Minnesota’s ramped up efforts to control the spread of chronic wasting disease among its deer herd may appear similar to the reaction to the spread of invasive species.
But the spread of CWD is a little different, said Larry Petersen, Minnesota Department of Natural Resources International Falls area wildlife supervisor. Invasives often have limiting factors: Can’t survive or reproduce in cold or drought conditions.
Not so with CWD.
“There isn’t any known inhibition for the disease to occur where we are,” he said this week. “It’s not like it’s too cold. We have the right species — moose, deer, elk get it. So there’s no reason why it wouldn’t or couldn’t show up here... So yes, the disease can come here.”
So far, though, that’s not happened.
“Our hope is by doing some things we can prevent that,” Petersen said, pointing as an example to the prohibition of importing whole deer, elk, moose and caribou carcasses into Minnesota from all U.S. states and Canadian provinces, regardless of their CWD status.
That’s just one step among many being taken to limit the spread of the neurological disease affecting the cervid family: deer, elk, moose, reindeer, and caribou. It causes characteristic spongy degeneration in the brain of an infected animal, said the DNR’s website at https://www.dnr.state.mn.us/cwd/about.html.
The DNR announced Wednesday that a wild deer harvested in Houston County on Nov. 17 has been identified as presumptive positive for chronic wasting disease.
And based on CWD test results from the early 2018 hunting season, the DNR is intensifying its response efforts.
Final CWD test results and preliminary findings from the DNR’s ongoing research about deer movement in southeastern Minnesota will affect how the DNR manages the disease going forward.
Current actions include:
- Opening two separate three-day deer hunts in December in and around the disease management zone.
- Providing shooting permits to landowners interested in removing deer from their property. DNR staff will reach out directly to landowners within the CWD management zone with information about that program.
- Conducting targeted culling starting in mid-January. The DNR will be working with local landowners and coordinating with the United States Department of Agriculture to remove deer from areas where CWD-positive deer were found.
- Surveying southeastern Minnesota hunters and landowners to measure attitudes toward the disease and DNR management, and to measure support for potential management actions.

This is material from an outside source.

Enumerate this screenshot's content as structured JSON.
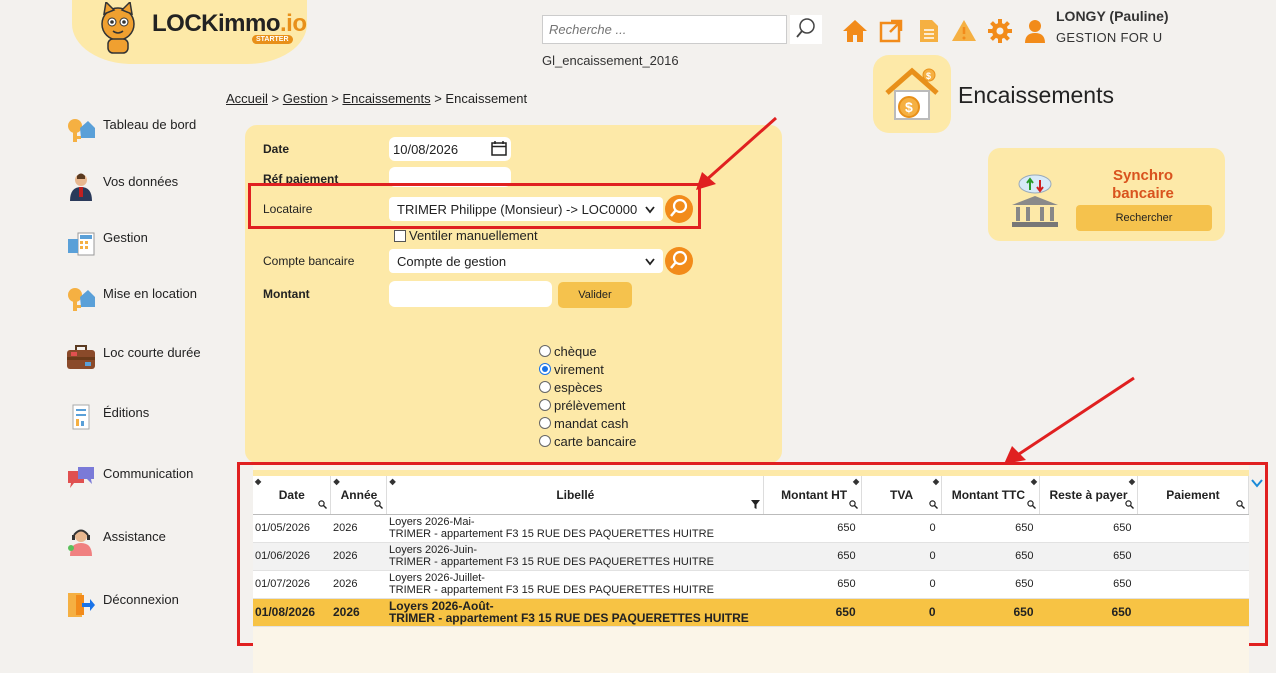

- Holding a public meeting in Preston to provide information about CWD and the DNR’s management response to its discovery.
Petersen said the state response is intended to try to slow the spread by animal-to-animal contact by minimizing the number of animals having the disease.
“That’s the idea behind targeting, sampling and in some cases special hunts to increase harvest to decrease the number of deer and likelihood of it spreading as fast.”
Petersen has been involved in sampling in the southern part of the state four seasons to help get enough deer sampled in target areas to provide information about the spread. He said it takes just about every staff member of the DNR wildlife section field staff, researchers, volunteers and students to do the sampling.
“The DNR takes this very seriously,” he said. “It’s a high priority for us to get those samples.”
And concern is also at the federal level. In November, U.S. Sen. Amy Klobuchar led a bipartisan effort urging the Department of Agriculture and Department of the Interior to conduct an extensive examination of chronic wasting disease.
Meanwhile, Borderland, along with the rest of the state, was sampled in about 2010 to get an idea of where CWD might be present, Petersen said.
“So far, it hasn’t disappeared from somewhere it’s been discovered, and is spreading,” he said. “The trend doesn’t look good.”
Ongoing efforts include feeding bans in 11 counties, some of which are not known to have CWD. Feeding and attractants ban affects six southeast counties. An attractant is defined as cervid urine, blood, gland oil, feces or other bodily fluids.
Feeding and attractant bans are in place across the state to prevent concentrations of wild deer in areas with a higher risk for CWD. These are precautionary steps DNR took after CWD-positive deer were found both in the wild and on deer farms. Feeding bans encompass wider areas because food sources can concentrate deer and allow for close contact – one of the mechanisms for CWD spread.